Pregnant women put a lot of trust in their doctors and hospitals. But a Consumer Reports investigation of more than 1,500 hospitals in 22 states suggests that such trust may be misplaced. It found that in many hospitals, far too many babies enter this world through cesarean section.
While some C-sections are absolutely necessary for the health of the mother or baby, the high C-section rates in our low-scoring hospitals are “unsupportable by professional guidelines and studies of birth outcomes,” said Elliot Main, M.D., director of the California Maternal Quality Care Collaborative and former chairman of the department of obstetrics and gynecology at the California Pacific Medical Center in San Francisco, who reviewed our data.
Our Ratings reveal that C-section rates vary dramatically—even between neighboring hospitals. For example, almost 55 percent of pregnant women anticipating low-risk deliveries—that is, women who haven’t had a C-section before, don’t deliver prematurely, and are pregnant with a single baby who is properly positioned—nonetheless undergo a C-section at Los Angeles Community Hospital. But at California Hospital Medical Center, also in Los Angeles, the rate of C-sections for low-risk deliveries is 15 percent; at Western Medical Center Anaheim, 28 miles away, it’s about 11 percent.
Or consider El Paso, Texas. At Sierra Medical Center, 37 percent of low-risk deliveries are C-sections; four miles away at University Medical Center of El Paso the rate is about 15 percent. It’s a similar story in Colorado. Denver Health Medical Center earned a top score with a C-section rate of about 8 percent, while nearby Presbyterian-St. Luke’s Medical Center got low marks for a rate of about 20 percent.
We found this startling scenario playing out over and over in communities large and small across the U.S. Because a hospital’s C-section rate can be hard to find, it’s likely that most families are unaware of the huge differences in medical practice.
And unfortunately, it’s usually much easier to find a hospital with a high C-section rate than a low one.
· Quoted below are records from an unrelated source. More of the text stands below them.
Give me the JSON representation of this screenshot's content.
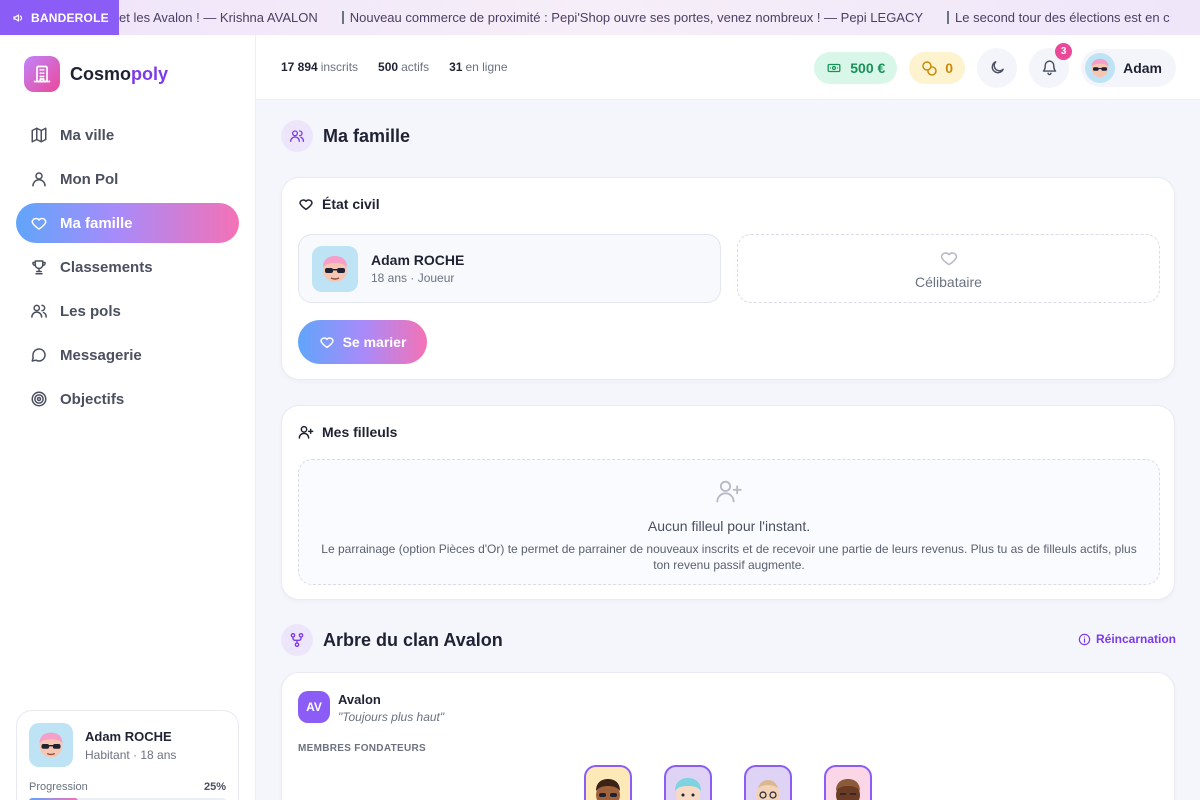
{
  "banner": {
    "tag": "BANDEROLE",
    "items": [
      "et les Avalon ! — Krishna AVALON",
      "Nouveau commerce de proximité : Pepi'Shop ouvre ses portes, venez nombreux ! — Pepi LEGACY",
      "Le second tour des élections est en c"
    ]
  },
  "app": {
    "name_part1": "Cosmo",
    "name_part2": "poly"
  },
  "nav": [
    {
      "label": "Ma ville",
      "icon": "map-icon"
    },
    {
      "label": "Mon Pol",
      "icon": "user-icon"
    },
    {
      "label": "Ma famille",
      "icon": "heart-icon",
      "active": true
    },
    {
      "label": "Classements",
      "icon": "trophy-icon"
    },
    {
      "label": "Les pols",
      "icon": "users-icon"
    },
    {
      "label": "Messagerie",
      "icon": "chat-icon"
    },
    {
      "label": "Objectifs",
      "icon": "target-icon"
    }
  ],
  "profile": {
    "name": "Adam ROCHE",
    "subtitle": "Habitant · 18 ans",
    "progress_label": "Progression",
    "progress_text": "25%",
    "progress_value": 0.25
  },
  "header": {
    "stats": [
      {
        "value": "17 894",
        "label": "inscrits"
      },
      {
        "value": "500",
        "label": "actifs"
      },
      {
        "value": "31",
        "label": "en ligne"
      }
    ],
    "money": "500 €",
    "gold": "0",
    "notifications": "3",
    "user": "Adam"
  },
  "page": {
    "title": "Ma famille",
    "civil": {
      "heading": "État civil",
      "name": "Adam ROCHE",
      "sub": "18 ans · Joueur",
      "status": "Célibataire",
      "marry_button": "Se marier"
    },
    "godchildren": {
      "heading": "Mes filleuls",
      "empty_title": "Aucun filleul pour l'instant.",
      "empty_desc": "Le parrainage (option Pièces d'Or) te permet de parrainer de nouveaux inscrits et de recevoir une partie de leurs revenus. Plus tu as de filleuls actifs, plus ton revenu passif augmente."
    },
    "clan": {
      "title": "Arbre du clan Avalon",
      "reincarnation": "Réincarnation",
      "badge": "AV",
      "name": "Avalon",
      "motto": "\"Toujours plus haut\"",
      "founders_label": "MEMBRES FONDATEURS"
    }
  },
  "colors": {
    "accent": "#7c3aed",
    "banner_tag": "#8b5cf6",
    "money": "#17925a",
    "gold": "#c98a0a",
    "badge": "#ec4899"
  }
}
Overall, 66 percent of the hospitals in our Ratings earned our lowest or second-lowest score, while only 12 percent got either of our top two marks.
“We think it’s time those hidden numbers are brought to light,” said John Santa, M.D., medical director of Consumer Reports Health. “How you deliver your baby should be determined by the safest delivery method, not which hospital you choose.”
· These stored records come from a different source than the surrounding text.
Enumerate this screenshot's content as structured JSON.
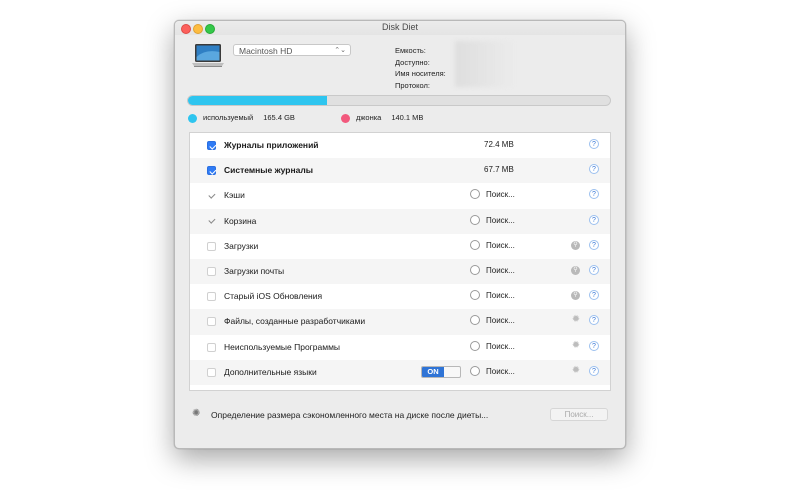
{
  "window": {
    "title": "Disk Diet"
  },
  "disk": {
    "selected": "Macintosh HD",
    "labels": [
      "Емкость:",
      "Доступно:",
      "Имя носителя:",
      "Протокол:"
    ]
  },
  "usage": {
    "used_fraction": 0.33,
    "used_label": "используемый",
    "used_value": "165.4 GB",
    "junk_label": "джонка",
    "junk_value": "140.1 MB",
    "used_color": "#2ec5ef",
    "junk_color": "#f2597d"
  },
  "items": [
    {
      "label": "Журналы приложений",
      "checkbox": "checked",
      "bold": true,
      "size": "72.4 MB",
      "searching": false,
      "action_icon": "",
      "toggle": "",
      "help": "?"
    },
    {
      "label": "Системные журналы",
      "checkbox": "checked",
      "bold": true,
      "size": "67.7 MB",
      "searching": false,
      "action_icon": "",
      "toggle": "",
      "help": "?"
    },
    {
      "label": "Кэши",
      "checkbox": "gray",
      "bold": false,
      "size": "",
      "searching": true,
      "search_text": "Поиск...",
      "action_icon": "",
      "toggle": "",
      "help": "?"
    },
    {
      "label": "Корзина",
      "checkbox": "gray",
      "bold": false,
      "size": "",
      "searching": true,
      "search_text": "Поиск...",
      "action_icon": "",
      "toggle": "",
      "help": "?"
    },
    {
      "label": "Загрузки",
      "checkbox": "empty",
      "bold": false,
      "size": "",
      "searching": true,
      "search_text": "Поиск...",
      "action_icon": "magnifier-icon",
      "toggle": "",
      "help": "?"
    },
    {
      "label": "Загрузки почты",
      "checkbox": "empty",
      "bold": false,
      "size": "",
      "searching": true,
      "search_text": "Поиск...",
      "action_icon": "magnifier-icon",
      "toggle": "",
      "help": "?"
    },
    {
      "label": "Старый iOS Обновления",
      "checkbox": "empty",
      "bold": false,
      "size": "",
      "searching": true,
      "search_text": "Поиск...",
      "action_icon": "magnifier-icon",
      "toggle": "",
      "help": "?"
    },
    {
      "label": "Файлы, созданные разработчиками",
      "checkbox": "empty",
      "bold": false,
      "size": "",
      "searching": true,
      "search_text": "Поиск...",
      "action_icon": "gear-icon",
      "toggle": "",
      "help": "?"
    },
    {
      "label": "Неиспользуемые Программы",
      "checkbox": "empty",
      "bold": false,
      "size": "",
      "searching": true,
      "search_text": "Поиск...",
      "action_icon": "gear-icon",
      "toggle": "",
      "help": "?"
    },
    {
      "label": "Дополнительные языки",
      "checkbox": "empty",
      "bold": false,
      "size": "",
      "searching": true,
      "search_text": "Поиск...",
      "action_icon": "gear-icon",
      "toggle": "ON",
      "help": "?"
    }
  ],
  "status": {
    "text": "Определение размера сэкономленного места на диске после диеты...",
    "button": "Поиск..."
  }
}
Change is already afoot. Evidence on the fallout from too many C-sections has grown so alarming that numerous health organizations have made lowering rates a priority. In March 2014, two major women’s health organizations—the American College of Obstetricians and Gynecologists and the Society for Maternal-Fetal Medicine (ACOG/SMFM)—teamed to publish groundbreaking new practice guidelines aimed at preventing unnecessary cesarean births.
But hospitals can be bureaucratic institutions where the wheels of change move slowly.
Although the publication date of an article may not be current, the information in the article is still valid.
> See Patient Safety Toolkit
Be the first to comment on "C-sections drive up costs and increase risks for mothers and babies."